+++ Task data +++

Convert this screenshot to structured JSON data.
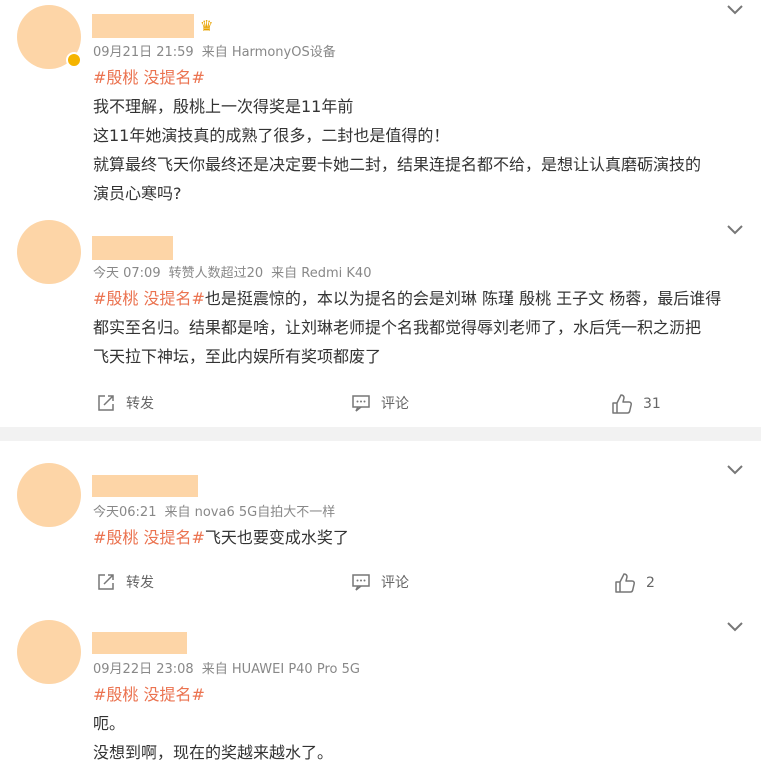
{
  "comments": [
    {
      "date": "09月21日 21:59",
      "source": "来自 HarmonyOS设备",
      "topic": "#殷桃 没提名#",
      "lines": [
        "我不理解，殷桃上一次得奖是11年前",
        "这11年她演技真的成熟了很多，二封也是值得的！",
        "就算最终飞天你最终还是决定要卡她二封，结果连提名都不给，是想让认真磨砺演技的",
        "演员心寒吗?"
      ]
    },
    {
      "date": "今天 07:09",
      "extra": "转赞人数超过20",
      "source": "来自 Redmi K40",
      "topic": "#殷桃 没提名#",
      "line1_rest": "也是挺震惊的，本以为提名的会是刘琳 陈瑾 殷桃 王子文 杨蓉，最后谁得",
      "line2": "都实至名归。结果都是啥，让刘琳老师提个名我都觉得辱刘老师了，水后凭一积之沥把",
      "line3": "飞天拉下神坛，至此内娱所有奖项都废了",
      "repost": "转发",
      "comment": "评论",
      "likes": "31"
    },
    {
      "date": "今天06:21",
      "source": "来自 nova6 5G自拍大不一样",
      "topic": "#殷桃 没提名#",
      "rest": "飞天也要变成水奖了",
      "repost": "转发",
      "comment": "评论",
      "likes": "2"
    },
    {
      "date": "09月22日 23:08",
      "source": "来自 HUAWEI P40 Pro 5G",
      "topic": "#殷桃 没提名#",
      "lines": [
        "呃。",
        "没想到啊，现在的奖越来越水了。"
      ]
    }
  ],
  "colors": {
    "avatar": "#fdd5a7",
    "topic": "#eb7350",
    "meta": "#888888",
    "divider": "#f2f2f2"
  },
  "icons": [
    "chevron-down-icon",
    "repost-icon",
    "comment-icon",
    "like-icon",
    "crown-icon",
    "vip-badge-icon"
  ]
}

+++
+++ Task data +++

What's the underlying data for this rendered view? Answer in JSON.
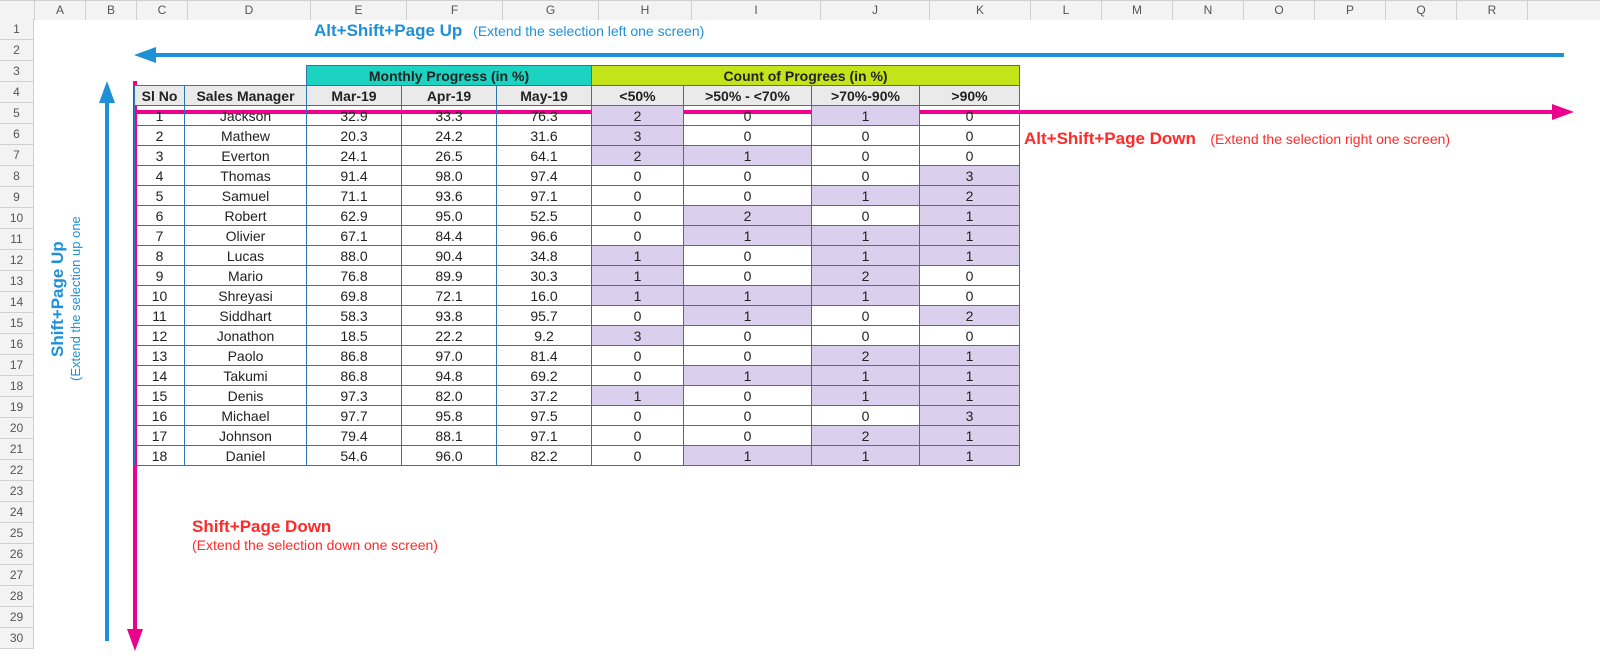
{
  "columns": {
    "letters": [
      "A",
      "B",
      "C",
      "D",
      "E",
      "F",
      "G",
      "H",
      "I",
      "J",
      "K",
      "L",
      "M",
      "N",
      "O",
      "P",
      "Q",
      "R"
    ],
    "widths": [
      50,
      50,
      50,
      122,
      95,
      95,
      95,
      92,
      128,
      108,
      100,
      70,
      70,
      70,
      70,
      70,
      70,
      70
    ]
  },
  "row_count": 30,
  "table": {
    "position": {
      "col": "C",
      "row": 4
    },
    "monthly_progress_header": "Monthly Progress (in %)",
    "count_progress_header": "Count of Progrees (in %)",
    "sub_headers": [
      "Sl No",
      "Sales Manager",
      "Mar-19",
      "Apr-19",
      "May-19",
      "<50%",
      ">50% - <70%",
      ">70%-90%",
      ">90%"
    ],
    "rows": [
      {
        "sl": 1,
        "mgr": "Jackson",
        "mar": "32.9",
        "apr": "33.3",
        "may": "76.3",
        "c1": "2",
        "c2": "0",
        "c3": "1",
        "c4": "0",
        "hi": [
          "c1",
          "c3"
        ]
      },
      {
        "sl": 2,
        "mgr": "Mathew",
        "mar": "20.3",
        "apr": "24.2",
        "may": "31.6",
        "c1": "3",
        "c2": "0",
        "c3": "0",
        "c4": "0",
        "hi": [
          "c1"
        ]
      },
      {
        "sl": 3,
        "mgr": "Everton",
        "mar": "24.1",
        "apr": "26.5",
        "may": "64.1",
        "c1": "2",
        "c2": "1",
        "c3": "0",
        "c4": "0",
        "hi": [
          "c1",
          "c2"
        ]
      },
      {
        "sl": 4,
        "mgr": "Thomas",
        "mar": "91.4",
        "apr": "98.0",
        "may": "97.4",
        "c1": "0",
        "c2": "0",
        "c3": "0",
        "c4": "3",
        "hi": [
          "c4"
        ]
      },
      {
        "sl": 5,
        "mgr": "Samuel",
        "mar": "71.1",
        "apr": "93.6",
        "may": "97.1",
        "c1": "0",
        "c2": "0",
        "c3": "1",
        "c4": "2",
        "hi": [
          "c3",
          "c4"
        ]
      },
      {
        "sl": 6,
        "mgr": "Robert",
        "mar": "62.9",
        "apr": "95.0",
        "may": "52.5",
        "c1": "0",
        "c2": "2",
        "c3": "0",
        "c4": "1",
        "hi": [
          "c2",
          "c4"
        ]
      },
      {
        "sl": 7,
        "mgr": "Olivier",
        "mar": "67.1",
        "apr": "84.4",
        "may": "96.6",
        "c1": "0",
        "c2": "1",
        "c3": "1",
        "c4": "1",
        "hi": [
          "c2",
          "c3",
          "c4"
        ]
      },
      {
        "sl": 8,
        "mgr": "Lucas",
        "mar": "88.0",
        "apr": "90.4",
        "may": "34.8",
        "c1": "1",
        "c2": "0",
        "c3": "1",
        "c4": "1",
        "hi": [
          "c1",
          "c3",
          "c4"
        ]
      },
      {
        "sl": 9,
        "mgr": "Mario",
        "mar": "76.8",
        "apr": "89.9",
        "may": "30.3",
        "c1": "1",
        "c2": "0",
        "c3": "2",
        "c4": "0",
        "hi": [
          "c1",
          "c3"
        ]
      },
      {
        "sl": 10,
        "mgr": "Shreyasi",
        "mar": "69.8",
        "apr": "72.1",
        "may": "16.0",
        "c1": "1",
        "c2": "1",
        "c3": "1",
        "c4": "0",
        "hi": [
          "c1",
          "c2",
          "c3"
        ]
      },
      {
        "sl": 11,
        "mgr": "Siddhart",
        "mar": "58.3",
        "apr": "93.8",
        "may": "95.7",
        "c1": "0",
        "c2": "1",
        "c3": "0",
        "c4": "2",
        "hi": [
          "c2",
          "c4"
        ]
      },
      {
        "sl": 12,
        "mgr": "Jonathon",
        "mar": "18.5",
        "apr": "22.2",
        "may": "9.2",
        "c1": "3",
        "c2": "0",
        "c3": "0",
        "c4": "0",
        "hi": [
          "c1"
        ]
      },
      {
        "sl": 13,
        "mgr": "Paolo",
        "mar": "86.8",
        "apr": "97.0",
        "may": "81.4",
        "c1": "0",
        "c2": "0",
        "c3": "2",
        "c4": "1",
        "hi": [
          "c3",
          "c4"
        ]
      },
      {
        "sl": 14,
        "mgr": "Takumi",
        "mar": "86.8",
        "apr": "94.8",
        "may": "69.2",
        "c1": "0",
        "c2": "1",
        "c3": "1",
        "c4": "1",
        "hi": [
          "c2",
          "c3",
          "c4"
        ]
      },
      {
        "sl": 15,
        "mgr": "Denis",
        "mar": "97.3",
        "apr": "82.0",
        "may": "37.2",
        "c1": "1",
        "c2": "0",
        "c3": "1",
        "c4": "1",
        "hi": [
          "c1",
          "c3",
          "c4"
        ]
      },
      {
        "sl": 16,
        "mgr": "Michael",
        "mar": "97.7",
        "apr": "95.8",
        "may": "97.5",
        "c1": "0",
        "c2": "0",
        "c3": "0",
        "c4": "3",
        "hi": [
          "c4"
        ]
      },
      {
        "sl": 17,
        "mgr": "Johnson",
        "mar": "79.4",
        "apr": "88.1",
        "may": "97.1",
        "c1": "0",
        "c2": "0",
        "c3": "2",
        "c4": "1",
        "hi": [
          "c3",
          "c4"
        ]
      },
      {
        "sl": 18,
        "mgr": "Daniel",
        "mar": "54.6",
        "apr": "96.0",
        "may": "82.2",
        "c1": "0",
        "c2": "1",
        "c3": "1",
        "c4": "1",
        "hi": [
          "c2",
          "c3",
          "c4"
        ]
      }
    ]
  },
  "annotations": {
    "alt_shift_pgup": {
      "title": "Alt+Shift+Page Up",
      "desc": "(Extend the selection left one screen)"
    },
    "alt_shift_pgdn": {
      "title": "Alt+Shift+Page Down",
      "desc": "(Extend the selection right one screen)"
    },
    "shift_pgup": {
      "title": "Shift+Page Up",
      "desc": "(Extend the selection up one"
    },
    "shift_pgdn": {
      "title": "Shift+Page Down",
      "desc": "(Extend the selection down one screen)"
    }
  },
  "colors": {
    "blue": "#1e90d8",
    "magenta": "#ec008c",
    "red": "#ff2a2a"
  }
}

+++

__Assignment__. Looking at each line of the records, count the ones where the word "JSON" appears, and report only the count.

__Solution for this task__. 2